Scan the records for lines with the word "Logo", and copy every such line.

__Data provided__:
——
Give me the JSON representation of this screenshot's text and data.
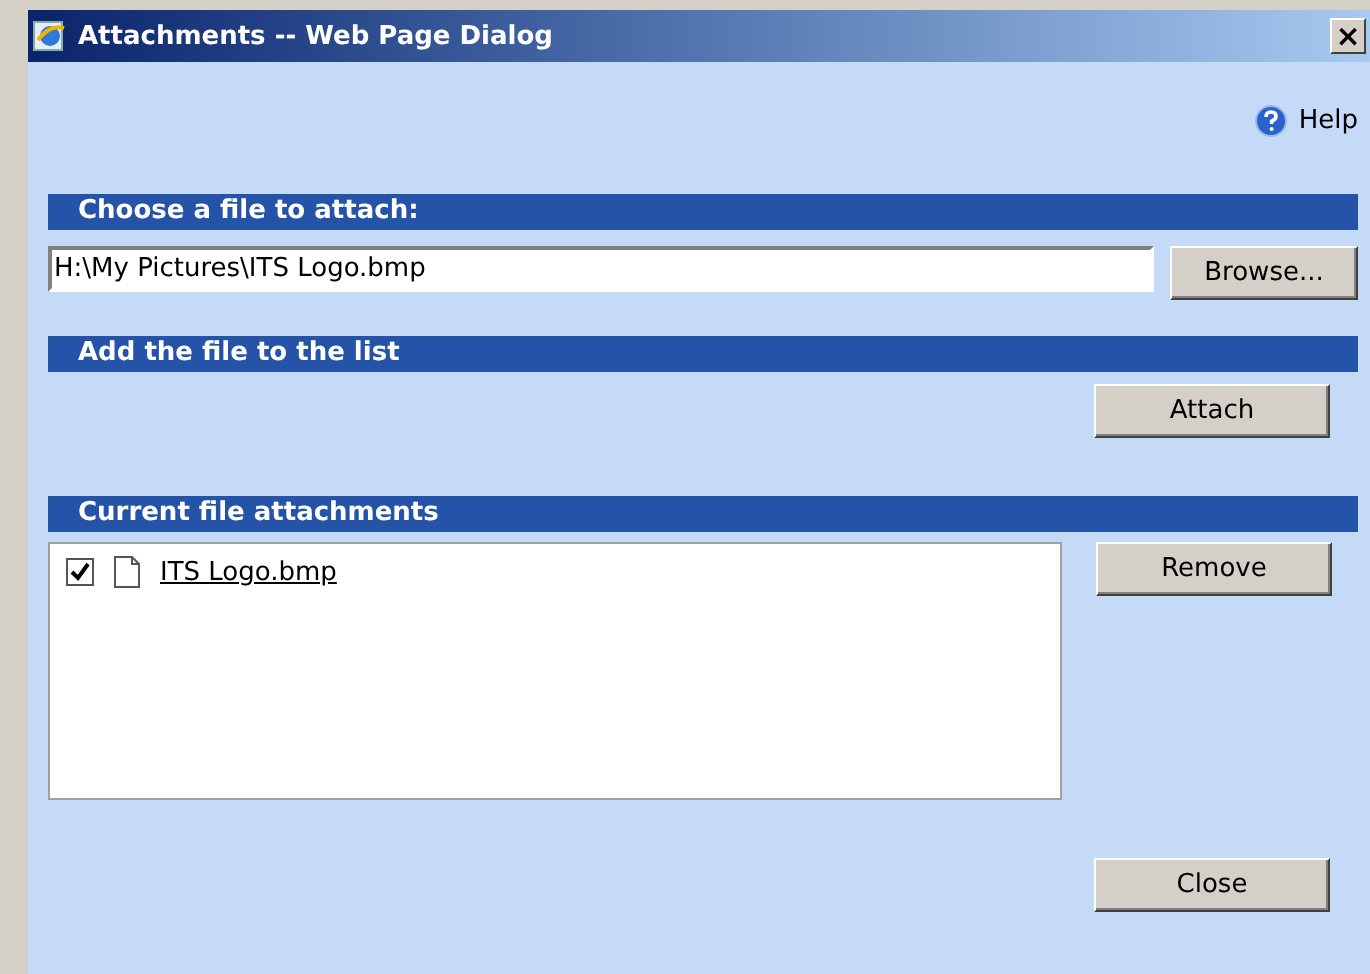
{
  "window": {
    "title": "Attachments -- Web Page Dialog",
    "close": "×"
  },
  "help": {
    "label": "Help"
  },
  "choose_section": {
    "heading": "Choose a file to attach:",
    "file_field": {
      "value": "H:\\My Pictures\\ITS Logo.bmp"
    },
    "button": "Browse..."
  },
  "add_section": {
    "heading": "Add the file to the list",
    "button": "Attach"
  },
  "attachments_section": {
    "heading": "Current file attachments",
    "items": [
      {
        "name": "ITS Logo.bmp",
        "checked": true
      }
    ],
    "button": "Remove"
  },
  "footer": {
    "button": "Close"
  }
}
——
__Final answer__:
      "value": "H:\\My Pictures\\ITS Logo.bmp"
        "name": "ITS Logo.bmp",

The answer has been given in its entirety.